Sir Ralph gave him a broad smile and turned to his son. Robert turned away and glanced at Guillaume, who was looking attentively at Sir Ralph. Finally the old knight followed the gaze of his son. The squire stood impatient at the door.
“They are waiting outside, m’lord”, Guillaume said.
“I know where they are waiting”, replied Sir Ralph. “I just do not know what my son is waiting for”. With these words Lord Moorow, much less beaming, left the room. Arthur and Robert followed.
A group of archers stood on the cobbled bank of the Leur river, where the Port Cock was located. They were dressed in simple soldier clothes. Most of them wore hose and light, woollen blouses. On their heads they wore hoods with long liripipe* falling on their backs down to their buttocks. All of them carried short weapons – swords, falchions and various daggers tucked behind their belts. The common element was a red cross of different sizes sewn on their clothes – a symbol of Henry’s troops. A bearded man with deep dark eyes was leading them. An ugly scar ran through his shaved head. The knights stopped before the five archers.
“How do they call you”, Sir Ralph asked the man standing in the front.
“And the family? How do they call your family?”
“Ball, m’lord. I am Will Ball, at you lordship’s service”, the archer gave a courteous bow. Way too courteous, thought Robert standing behind his father’s back.
“Hmm… I must have heard it somewhere… where are you from?” Sir Ralph continued.
“From Moorow, my lord”, the man smiled, showing his yellow, rotten teeth.
“My man!” Sir Ralph said cheerfully. “Do you recognize him from somewhere, Robert? We visit Moorow quite often”
“Why, it is the yearly winner of the Easter archery competition in our estate”, said Robert suddenly remembering where he had seen the man.
“Well, that explains a lot!” said sir Ralph. “Hah! You have proven yourself during the assault, my good man.”
“Who are these people?” Arthur asked, annoyed he did not fully comprehend the situation.
“They, my dear Arthur, saved our skin during the assault at Harfleur when we were stuck on the back of Holland’s men. They shot down the French crossbowmen, who had killed my faithful companion, Sir Crawley”.
“Did they now?” Arthur raised his eyebrows slightly that gave him illusively perspicacious look. “Then we owe you lads our gratitude”.
“Indeed”, admitted Sir Ralph. “I reckon as well, that the Baron’s thanks won’t end on kind words, which albeit please the dames, are of little use to a simple soldier”, Sir Ralph smiled with impertinence and glanced at his nephew.
“But of course…”, assured Arthur after brief consideration. He reached for the bulging pouch hanging from his knight’s belt covered with small square pads. The archers began grunting with content. “But first… I am curious to whom precisely we owe rescuing from oppression… present your people to me, Ball.”
The archer gave a wry smile and stepped aside. With a theatrical gesture he pointed at the first man on his right.
“This is Thomas Smith”, he announced. “A remarkable archer, despite his inconsiderable posture.
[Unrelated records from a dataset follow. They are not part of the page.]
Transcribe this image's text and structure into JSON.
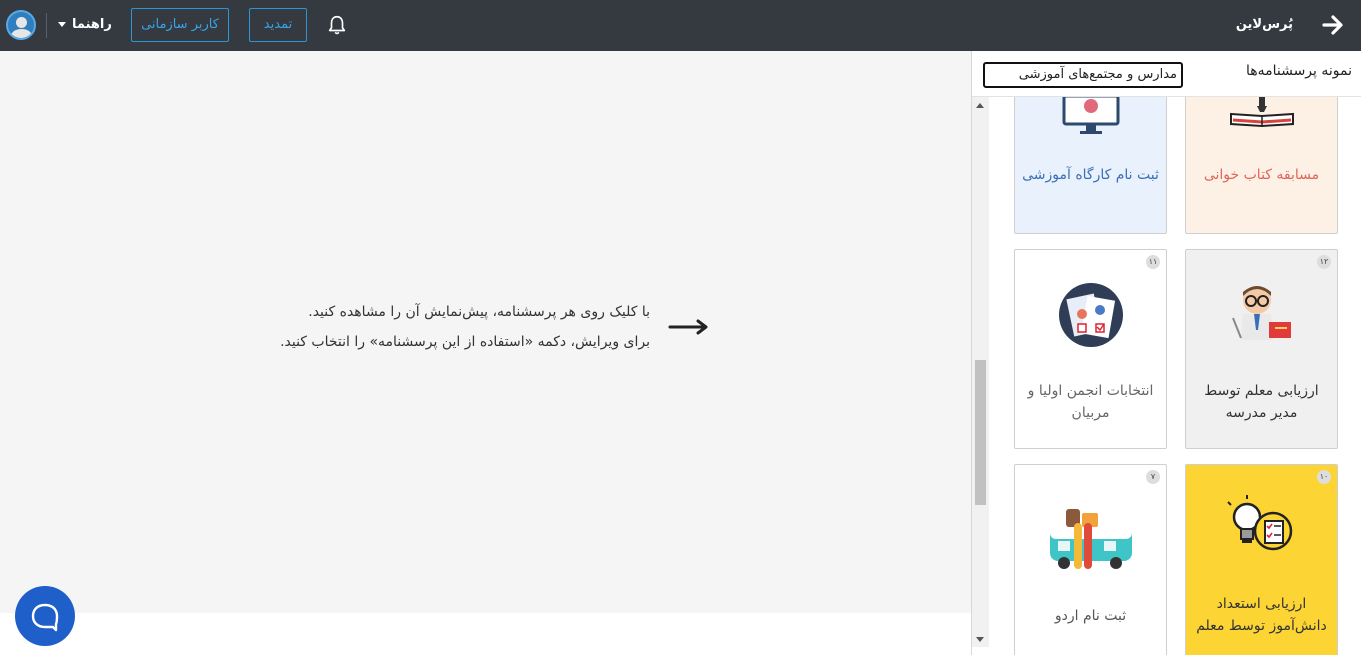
{
  "header": {
    "brand": "پُرس‌لاین",
    "help_label": "راهنما",
    "org_user_label": "کاربر سازمانی",
    "renew_label": "تمدید",
    "icons": {
      "back": "arrow-right-icon",
      "bell": "bell-icon",
      "avatar": "user-avatar-icon",
      "caret": "caret-down-icon"
    }
  },
  "main": {
    "hint_line1": "با کلیک روی هر پرسشنامه، پیش‌نمایش آن را مشاهده کنید.",
    "hint_line2": "برای ویرایش، دکمه «استفاده از این پرسشنامه» را انتخاب کنید.",
    "chat_icon": "chat-bubble-icon"
  },
  "side": {
    "title": "نمونه پرسشنامه‌ها",
    "category_selected": "مدارس و مجتمع‌های آموزشی",
    "cards": [
      {
        "label": "مسابقه کتاب خوانی",
        "icon": "book-reading-icon",
        "bg": "#fdf1e6",
        "color": "#e0655a"
      },
      {
        "label": "ثبت نام کارگاه آموزشی",
        "icon": "monitor-presentation-icon",
        "bg": "#e8f1fc",
        "color": "#3a6fb7"
      },
      {
        "number": "۱۲",
        "label": "ارزیابی معلم توسط مدیر مدرسه",
        "icon": "teacher-icon",
        "bg": "#f0f0f0",
        "color": "#333"
      },
      {
        "number": "۱۱",
        "label": "انتخابات انجمن اولیا و مربیان",
        "icon": "election-ballot-icon",
        "bg": "#ffffff",
        "color": "#666"
      },
      {
        "number": "۱۰",
        "label": "ارزیابی استعداد دانش‌آموز توسط معلم",
        "icon": "lightbulb-talent-icon",
        "bg": "#fcd535",
        "color": "#333"
      },
      {
        "number": "۷",
        "label": "ثبت نام اردو",
        "icon": "camping-van-icon",
        "bg": "#ffffff",
        "color": "#555"
      }
    ]
  }
}
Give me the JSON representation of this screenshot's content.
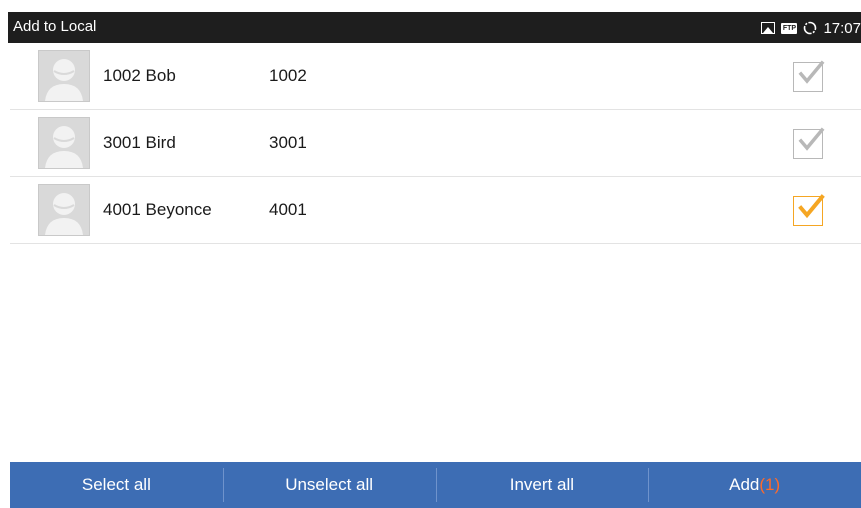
{
  "statusbar": {
    "title": "Add to Local",
    "icons": [
      "image-icon",
      "ftp-icon",
      "sync-icon"
    ],
    "ftp_label": "FTP",
    "time": "17:07"
  },
  "contacts": [
    {
      "name": "1002 Bob",
      "number": "1002",
      "checked": false
    },
    {
      "name": "3001 Bird",
      "number": "3001",
      "checked": false
    },
    {
      "name": "4001 Beyonce",
      "number": "4001",
      "checked": true
    }
  ],
  "actions": {
    "select_all": "Select all",
    "unselect_all": "Unselect all",
    "invert_all": "Invert all",
    "add_label": "Add",
    "add_count": "(1)"
  },
  "colors": {
    "statusbar_bg": "#1e1e1e",
    "bottombar_bg": "#3d6db4",
    "checked_accent": "#f5a623",
    "count_accent": "#ff6a2a"
  }
}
This strapping fellow next to him is Big Will. We call him that to tell him from myself, but also because he was generously equipped by Mother Nature”, Ball pointed at the nature’s gift and the archers chortled. The knights smiled slightly, but that was all their social status allowed for.
“This is Small Tom”, the archer eagerly continued. “Tommy for short but let it not deceive you my lords. That’s how we tell him from Thomas Smith. There is nothing more to it, isn’t that right Tommy?”
Tommy seemed embarrassed which proved the contrary and inspired another wave of laughter among his companions.
“Finally I present to you, my lords, Matthew of Moorow”, Ball kept on speaking. “Although an elderly veteran, he is young at heart, as all village girls from Plymouth to Dover can attest”.
“Thank you for this detailed presentation and… upon your hands, Ball”, Arthur put a handful of silver in the extended hands of the soldier.
“We are thankful to you, my lord and remember us in the future. We are always keen on helping House Neville…”, with these words Bell patted his chest, where a metal clip showed a standing bear chained to a tree trunk.